Real ethical issues I believe. But also there are production values too.  Despite the size of the crew the whole thing felt as downmarket as the shopping centre and I suggested that their hopes of a Channel 4 slot seemed unlikely and that it felt more 5 or worse. I felt bad. My paranoid egotistical self was telling me I’d been set up, slightly more rationally perhaps Jon was being set up and even more rationally that (and the many delays suggest) that cock-up not conspiracy was at work here.

They had no idea what a criminologist was, they were making up too much of it on the hoof and had not thought the whole thing through. But despite my inner turmoil and because I’d taken 4 hours out of my day (including travel) I wanted to do a good job (adding to the turmoil) I relented and agreed to try and sign off and then review the footage and do voice over or piece to camera. So I return to the stage and now I act as if I have seen a succession of people having chosen a ‘crim’ before warning of the dangers of stereotyping, thanking Jon and expressing sorrow that I’d not been able to persuade him. As I left a young woman was stepping up to take part in the 'social experiment'.

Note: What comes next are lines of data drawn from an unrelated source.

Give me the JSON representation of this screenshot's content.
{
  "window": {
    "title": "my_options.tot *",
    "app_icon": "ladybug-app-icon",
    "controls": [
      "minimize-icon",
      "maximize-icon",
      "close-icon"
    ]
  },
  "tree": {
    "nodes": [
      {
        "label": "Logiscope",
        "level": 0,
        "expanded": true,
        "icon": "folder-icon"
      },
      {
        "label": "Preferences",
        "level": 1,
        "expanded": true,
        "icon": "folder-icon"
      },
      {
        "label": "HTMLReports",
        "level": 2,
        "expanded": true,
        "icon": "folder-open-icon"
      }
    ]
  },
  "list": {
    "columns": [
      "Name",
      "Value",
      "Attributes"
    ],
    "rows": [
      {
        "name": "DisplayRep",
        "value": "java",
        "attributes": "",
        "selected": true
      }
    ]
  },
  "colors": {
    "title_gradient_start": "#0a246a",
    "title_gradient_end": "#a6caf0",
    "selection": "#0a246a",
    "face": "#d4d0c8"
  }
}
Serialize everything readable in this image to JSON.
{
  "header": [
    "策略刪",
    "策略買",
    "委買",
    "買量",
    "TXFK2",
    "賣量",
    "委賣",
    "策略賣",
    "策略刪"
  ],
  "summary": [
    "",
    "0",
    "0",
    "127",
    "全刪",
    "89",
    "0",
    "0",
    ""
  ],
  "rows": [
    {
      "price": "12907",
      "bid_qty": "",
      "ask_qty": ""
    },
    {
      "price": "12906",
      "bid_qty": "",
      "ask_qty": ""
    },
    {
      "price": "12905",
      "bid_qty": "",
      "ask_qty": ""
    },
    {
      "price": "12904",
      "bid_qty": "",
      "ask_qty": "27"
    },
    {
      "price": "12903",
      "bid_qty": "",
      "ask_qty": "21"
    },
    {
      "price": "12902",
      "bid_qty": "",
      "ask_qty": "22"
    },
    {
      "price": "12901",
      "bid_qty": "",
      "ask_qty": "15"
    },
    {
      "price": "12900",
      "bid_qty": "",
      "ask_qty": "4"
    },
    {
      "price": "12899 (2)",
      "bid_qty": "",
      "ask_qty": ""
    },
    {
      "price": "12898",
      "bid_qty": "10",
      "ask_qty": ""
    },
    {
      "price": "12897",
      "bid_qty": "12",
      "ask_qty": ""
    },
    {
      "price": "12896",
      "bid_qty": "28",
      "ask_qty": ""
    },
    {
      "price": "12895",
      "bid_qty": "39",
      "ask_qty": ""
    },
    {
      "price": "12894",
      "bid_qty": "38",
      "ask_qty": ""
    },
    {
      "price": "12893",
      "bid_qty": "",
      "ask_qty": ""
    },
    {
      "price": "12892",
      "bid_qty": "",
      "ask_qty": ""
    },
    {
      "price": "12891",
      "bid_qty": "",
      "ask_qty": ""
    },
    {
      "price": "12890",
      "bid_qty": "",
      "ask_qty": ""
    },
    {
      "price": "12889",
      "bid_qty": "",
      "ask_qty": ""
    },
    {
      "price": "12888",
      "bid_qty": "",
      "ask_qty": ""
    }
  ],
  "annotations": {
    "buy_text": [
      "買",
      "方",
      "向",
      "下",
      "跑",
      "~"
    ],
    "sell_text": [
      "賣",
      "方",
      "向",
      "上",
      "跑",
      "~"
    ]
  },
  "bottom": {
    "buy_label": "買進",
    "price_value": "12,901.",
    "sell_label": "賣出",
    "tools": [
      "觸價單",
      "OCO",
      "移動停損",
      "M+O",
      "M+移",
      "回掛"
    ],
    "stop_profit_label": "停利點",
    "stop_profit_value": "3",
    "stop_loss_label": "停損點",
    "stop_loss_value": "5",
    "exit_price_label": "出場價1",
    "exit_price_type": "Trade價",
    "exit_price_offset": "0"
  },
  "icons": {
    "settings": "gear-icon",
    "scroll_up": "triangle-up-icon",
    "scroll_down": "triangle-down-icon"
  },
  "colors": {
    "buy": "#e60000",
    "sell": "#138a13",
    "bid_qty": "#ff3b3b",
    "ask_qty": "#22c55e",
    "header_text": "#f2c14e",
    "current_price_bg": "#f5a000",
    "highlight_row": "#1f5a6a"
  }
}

I wait now to see whether I am asked for my bank details so they can pay me and whether they do make good on their offer of some sign-off on what footage they use and how. I also need to think whether to accept the money or ask for more. And, in a spirit of transparency, acknowledge I got my train fare, coffee and bottle of water without demur.

We wait to see how they respond to this post and whether the show (whatever that is) sees the light of day.

Jon has a future playing egotistically deluded presenters for sub prime TV. I may have just auditioned for part of egotistically deluded 'expert'.

Update - TV company have phoned me, super apologetic and recognise their failures towards me and in the concept. They reasure that no use will be made of the footage - at least two of the cameras should have shots of me looking bemused at minimum - without my consent.  We agree fee to go to Reporters Without Borders.

1 comment:

Phil said...

My friend Chris, who was interviewed by Philomena Cunk, said it was a bit like holding a conversation with a very young child. He got some criminal justice in there, if not criminology as such. But Diane Morgan is very good at what she does, & it sounds as if your guy... wasn't.

I was once interviewed by John Stapleton on GMTV. Quick chat beforehand: "So you're a military historian?" I quickly clarified that I was a historian but definitely not a military historian. Two minutes later: "Here with me is Phil Edwards, who's a military historian..."